**DIRECTIONS FOR THIS TASK:** Return all lines from the entries below in which the word "Galeria" is present.

[Data records for software interfaces]

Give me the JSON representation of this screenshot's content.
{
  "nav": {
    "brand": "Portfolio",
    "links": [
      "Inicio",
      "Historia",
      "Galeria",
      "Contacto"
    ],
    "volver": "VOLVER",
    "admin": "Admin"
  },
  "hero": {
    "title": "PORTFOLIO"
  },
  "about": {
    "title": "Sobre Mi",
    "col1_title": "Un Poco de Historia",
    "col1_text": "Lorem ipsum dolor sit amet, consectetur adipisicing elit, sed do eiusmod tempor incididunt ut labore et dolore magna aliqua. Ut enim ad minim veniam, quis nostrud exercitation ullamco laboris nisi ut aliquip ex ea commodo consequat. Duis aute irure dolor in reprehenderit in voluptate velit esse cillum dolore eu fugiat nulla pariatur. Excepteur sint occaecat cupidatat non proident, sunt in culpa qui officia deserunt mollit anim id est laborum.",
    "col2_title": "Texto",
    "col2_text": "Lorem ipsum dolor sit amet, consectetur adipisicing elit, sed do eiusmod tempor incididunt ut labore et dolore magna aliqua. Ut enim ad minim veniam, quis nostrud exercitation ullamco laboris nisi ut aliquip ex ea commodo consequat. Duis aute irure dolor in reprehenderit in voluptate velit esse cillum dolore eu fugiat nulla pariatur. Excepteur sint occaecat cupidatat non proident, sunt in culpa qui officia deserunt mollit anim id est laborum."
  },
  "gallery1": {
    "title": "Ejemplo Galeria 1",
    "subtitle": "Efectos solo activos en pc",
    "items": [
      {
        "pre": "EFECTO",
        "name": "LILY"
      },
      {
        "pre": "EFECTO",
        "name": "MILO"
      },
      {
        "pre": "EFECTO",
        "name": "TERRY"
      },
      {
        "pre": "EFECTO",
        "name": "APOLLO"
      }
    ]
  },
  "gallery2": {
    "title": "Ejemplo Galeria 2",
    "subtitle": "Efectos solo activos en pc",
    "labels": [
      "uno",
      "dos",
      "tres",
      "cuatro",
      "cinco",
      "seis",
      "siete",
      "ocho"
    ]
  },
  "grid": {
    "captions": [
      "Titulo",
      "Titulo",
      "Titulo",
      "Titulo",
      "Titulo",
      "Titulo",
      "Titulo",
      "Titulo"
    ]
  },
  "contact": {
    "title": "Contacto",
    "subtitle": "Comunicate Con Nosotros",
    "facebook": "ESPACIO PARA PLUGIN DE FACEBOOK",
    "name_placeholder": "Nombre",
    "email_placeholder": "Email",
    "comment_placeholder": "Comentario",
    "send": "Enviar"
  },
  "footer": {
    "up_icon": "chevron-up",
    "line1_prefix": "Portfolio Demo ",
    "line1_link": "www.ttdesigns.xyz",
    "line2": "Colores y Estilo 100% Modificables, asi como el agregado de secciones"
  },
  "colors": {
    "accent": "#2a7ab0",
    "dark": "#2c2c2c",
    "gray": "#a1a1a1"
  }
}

**RESULT:**
      "Galeria",
    "title": "Ejemplo Galeria 1",
    "title": "Ejemplo Galeria 2",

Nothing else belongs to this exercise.